Teimiussa lies directly east of today’s village of Üçagiz. You can visit some of the ruins at the eastern end of Üçagiz’s harbour.
Not much is known about the history of the city and it has no known coinage. Tombs with Lycian inscriptions point to settlement by the fourth century BC. The city seems to have had ties with Myra and Cyaneae. An ancient road leads directly from it to Cyaneae and some of Teimiussa’s tombs bear inscriptions saying that they belong to citizens of Cyaneae and Myra. Teimiussa was probably a small settlement tied administratively to these two cities.
The main ruins here are a necropolis to the east with a large cluster of sarcophagi, mainly from the Roman period. The oldest ruins are a few rock-cut house-type tombs at the eastern end of Üçagiz’s harbour.

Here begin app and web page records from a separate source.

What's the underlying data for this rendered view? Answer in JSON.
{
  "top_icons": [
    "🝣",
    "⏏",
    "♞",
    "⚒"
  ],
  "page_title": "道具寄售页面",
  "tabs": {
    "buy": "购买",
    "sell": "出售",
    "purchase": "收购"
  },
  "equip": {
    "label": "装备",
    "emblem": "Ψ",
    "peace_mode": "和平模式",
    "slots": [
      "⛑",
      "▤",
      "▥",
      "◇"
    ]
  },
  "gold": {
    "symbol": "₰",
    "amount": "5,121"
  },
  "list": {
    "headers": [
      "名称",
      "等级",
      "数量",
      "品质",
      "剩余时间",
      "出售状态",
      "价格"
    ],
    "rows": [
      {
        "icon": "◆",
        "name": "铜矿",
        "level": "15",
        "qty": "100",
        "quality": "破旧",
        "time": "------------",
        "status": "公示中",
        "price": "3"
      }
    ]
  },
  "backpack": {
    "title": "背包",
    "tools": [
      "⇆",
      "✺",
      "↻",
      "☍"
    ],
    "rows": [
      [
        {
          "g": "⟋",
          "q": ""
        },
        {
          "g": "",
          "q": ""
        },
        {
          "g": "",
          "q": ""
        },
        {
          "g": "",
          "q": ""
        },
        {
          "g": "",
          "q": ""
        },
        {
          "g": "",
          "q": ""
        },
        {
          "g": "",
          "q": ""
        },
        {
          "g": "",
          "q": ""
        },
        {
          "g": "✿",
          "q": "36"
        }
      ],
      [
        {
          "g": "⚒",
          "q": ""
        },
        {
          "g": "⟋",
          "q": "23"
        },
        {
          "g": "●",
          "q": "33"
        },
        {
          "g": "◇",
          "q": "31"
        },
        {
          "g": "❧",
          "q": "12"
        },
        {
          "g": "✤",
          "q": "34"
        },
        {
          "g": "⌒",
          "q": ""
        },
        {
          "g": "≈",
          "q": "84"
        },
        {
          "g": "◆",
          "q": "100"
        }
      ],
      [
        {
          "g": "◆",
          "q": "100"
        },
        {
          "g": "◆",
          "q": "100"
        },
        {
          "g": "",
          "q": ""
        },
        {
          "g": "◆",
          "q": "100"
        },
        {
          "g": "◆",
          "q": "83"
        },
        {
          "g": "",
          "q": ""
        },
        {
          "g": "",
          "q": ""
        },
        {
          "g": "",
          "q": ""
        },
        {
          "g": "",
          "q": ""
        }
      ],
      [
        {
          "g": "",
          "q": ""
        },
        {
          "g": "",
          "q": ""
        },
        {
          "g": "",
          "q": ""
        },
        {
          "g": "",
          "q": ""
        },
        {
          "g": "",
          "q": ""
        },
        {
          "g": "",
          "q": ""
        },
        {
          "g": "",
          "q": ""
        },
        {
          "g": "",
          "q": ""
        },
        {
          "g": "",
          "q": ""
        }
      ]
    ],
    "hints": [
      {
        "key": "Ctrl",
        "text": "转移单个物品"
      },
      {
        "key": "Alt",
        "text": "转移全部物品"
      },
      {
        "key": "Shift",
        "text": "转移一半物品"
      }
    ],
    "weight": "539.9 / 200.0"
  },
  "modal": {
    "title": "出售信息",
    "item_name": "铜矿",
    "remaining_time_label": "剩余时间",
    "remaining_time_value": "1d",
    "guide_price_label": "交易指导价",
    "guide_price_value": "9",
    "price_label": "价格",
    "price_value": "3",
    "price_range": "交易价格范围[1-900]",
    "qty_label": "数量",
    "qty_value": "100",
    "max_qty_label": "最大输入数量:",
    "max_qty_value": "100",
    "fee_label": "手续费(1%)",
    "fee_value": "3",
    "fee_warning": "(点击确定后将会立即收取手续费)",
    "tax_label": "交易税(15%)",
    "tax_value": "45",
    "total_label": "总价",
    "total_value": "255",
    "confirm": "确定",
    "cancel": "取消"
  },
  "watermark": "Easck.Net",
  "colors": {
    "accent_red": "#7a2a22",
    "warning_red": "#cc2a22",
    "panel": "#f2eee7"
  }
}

One of these has a relief of a nude young man and an inscription tells us that the tomb belonged to a person named “Kluwanimiye”.
At the eastern end of the city is a large dock, 28 metres long and 8 metres wide, carved out of living rock.